2. They have a really specific or too vague idea on what they want
This red flag is generally obvious right away in the inquiry emails when they’re explaining what they need you to do and sometimes even in the way they talk about their inspiration. I’ve worked with a lot of clients on both ends of the spectrum, and it’s really frustrating because it makes them really hard to please.
People with really specific ideas are going to essentially make you a pixel pusher (aka someone who is just creating their exact vision). This is hard to deal with because you’re not able to really be creative throughout the project. I’ve had a few clients like this recently, and I didn’t realize it until after we were well into the project. At that point, I just sucked it up to keep things moving.
On the other end, there are the people who are too vague or don’t really know what they want. These people are tough to work with because they don’t know what vision they want, so how are you supposed to know?! It’s challenging to get started on those types of projects, and those people generally have a difficult time making up their mind during the project. That means they’ll require extra revisions or will turn to crowdsourcing opinions on your work.
3. They try to rewrite or negotiate terms in your contract
This is a pretty big red flag because it means they’re trying to get you to bend and do what you want them to do before the project has even started. If a potential client is doing this, you can expect them to be the same way during the project. If you get a client like this, it’s important to remember (and maybe even remind them) that your contract is there to protect both you and your client.
Krista and I had this happen with a potential client in 2016. We sent her our contracts because we were all ready to book the project, but she emailed us back with lots of things she wanted to change in our contract. We both knew this was a big no-no, and we ended up respectfully turning the project down.
4. They want to negotiate the price of the project
This goes right along with the last point, and this one is a big red flag, too. However, sometimes this isn’t a big deal. We’ve both gotten project inquiries where the person really wants to work with us, but they just can’t afford our rates. If that’s the case, we’ll both tweak the packages we’re pitching to the client to try to make something work out for them. For example, if someone wants a custom design but can’t afford it, we might encourage them to get one of our themes and then do some design or development tweaks to it to make it more unique for their site.

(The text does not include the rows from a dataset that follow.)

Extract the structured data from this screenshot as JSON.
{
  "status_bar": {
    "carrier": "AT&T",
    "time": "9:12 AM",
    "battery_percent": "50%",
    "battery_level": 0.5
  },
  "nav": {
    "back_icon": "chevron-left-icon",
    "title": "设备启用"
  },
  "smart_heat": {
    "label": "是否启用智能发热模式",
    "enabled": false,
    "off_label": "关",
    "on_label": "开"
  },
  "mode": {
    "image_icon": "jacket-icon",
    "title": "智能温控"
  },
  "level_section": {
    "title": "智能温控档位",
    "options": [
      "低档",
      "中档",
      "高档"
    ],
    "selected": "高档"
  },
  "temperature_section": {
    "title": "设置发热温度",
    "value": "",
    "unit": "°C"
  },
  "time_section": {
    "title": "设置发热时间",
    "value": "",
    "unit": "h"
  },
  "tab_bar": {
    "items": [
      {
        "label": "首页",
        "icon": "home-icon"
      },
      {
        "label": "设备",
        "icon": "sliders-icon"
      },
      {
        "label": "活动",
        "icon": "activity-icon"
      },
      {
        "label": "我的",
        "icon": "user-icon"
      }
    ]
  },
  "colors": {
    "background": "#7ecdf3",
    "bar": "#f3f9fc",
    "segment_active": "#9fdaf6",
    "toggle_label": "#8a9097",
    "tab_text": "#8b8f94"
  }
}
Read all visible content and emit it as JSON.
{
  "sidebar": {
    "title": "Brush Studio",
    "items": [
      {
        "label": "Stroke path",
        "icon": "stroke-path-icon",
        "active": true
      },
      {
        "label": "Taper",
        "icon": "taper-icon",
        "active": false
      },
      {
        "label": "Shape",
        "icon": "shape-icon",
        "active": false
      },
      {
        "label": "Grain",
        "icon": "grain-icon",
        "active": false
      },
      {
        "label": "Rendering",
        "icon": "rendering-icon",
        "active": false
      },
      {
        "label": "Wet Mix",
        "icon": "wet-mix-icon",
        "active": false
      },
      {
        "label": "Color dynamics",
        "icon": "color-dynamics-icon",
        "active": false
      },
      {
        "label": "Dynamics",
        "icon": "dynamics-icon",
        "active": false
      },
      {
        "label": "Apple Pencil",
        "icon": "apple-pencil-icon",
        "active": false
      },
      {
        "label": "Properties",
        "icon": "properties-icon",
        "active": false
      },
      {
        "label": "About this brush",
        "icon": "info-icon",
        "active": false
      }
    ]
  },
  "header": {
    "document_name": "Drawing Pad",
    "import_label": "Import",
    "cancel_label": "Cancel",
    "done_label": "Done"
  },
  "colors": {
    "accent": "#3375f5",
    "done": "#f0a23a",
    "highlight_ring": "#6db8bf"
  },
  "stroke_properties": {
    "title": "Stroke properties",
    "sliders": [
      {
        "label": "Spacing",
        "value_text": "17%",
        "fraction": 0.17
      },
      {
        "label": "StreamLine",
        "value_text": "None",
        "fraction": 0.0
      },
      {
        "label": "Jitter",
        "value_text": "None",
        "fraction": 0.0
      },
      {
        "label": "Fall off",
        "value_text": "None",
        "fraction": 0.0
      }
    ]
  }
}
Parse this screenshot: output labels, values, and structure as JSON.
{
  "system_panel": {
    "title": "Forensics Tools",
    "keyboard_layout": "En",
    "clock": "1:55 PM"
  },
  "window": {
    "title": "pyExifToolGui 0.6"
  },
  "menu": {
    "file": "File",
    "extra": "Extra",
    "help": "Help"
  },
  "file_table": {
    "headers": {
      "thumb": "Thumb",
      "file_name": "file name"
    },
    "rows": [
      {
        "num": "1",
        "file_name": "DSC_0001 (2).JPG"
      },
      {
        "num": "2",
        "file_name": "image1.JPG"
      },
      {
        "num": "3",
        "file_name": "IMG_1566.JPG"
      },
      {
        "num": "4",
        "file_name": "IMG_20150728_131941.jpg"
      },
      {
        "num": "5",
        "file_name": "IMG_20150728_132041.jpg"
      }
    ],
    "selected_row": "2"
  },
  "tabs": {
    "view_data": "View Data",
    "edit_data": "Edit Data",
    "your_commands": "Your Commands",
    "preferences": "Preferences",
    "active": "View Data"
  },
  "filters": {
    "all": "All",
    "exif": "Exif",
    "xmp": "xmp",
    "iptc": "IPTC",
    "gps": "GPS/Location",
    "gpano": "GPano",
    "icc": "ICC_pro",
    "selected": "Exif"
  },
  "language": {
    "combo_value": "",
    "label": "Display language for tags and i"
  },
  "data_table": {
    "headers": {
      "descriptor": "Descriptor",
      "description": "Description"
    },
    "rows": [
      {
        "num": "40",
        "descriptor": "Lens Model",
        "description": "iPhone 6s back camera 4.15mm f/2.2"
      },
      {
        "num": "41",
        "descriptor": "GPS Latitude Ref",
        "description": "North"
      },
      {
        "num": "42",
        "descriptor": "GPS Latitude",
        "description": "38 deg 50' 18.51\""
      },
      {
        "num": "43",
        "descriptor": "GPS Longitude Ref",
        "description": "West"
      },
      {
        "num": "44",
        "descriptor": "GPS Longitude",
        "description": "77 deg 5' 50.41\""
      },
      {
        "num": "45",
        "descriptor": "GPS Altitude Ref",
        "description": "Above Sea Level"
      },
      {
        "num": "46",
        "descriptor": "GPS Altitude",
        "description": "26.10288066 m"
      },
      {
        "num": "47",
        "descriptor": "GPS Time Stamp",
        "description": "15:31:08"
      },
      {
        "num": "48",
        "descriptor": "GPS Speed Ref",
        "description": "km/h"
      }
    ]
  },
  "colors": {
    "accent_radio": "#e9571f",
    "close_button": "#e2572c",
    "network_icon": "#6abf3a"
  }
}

Where this becomes a red flag, though, is when the person just isn’t willing to pay what you’re worth, and yes, you can tell the difference. These are the ones who ask you to do something for a lower rate, maybe way lower than your regular prices. One hundred percent of the time, the people on this side of it just don’t respect your time or expertise. It’s usually not worth fighting with them; however, you can explain that you bill at your rate because of your experience, expertise, and the time the project will take you.
5. They’re impatient and pushy or it takes weeks to hear from them
Similarly to how controlling the client is going to be with your creative work, you’ll be able to tell how quickly this person communicates before you even book the project. Generally, you can expect someone to keep up their email habits after a project starts, which is why it’s important to be on the lookout for these before you book the project.
People who are impatient and pushy are those who email you 6 hours after their first email just to make sure you got the other one. They’ll email you all hours of the day (and night) and expect you to do the same. On the other end, the people who take forever to email you will probably be too busy or aloof during the project as well.
6. They want to communicate in a way you aren’t comfortable with
Erin Flynn talked about this a little bit in EP 014, and it’s because it can be really challenging to work with someone who wants to chat on the phone or Skype if that’s not your thing. Most designers are okay with jumping on a call at the beginning of the project or once during the project, but not everyone is okay just getting on a call whenever the client wants and sometimes the client always wants a call. This is totally okay, but you want to look out for potential clients who are fine to communicate in the way you prefer.
- Take a look at any projects you had that weren’t enjoyable or didn’t end well and really examine why they were like that
- Make a note to look out for those things when you get more inquiries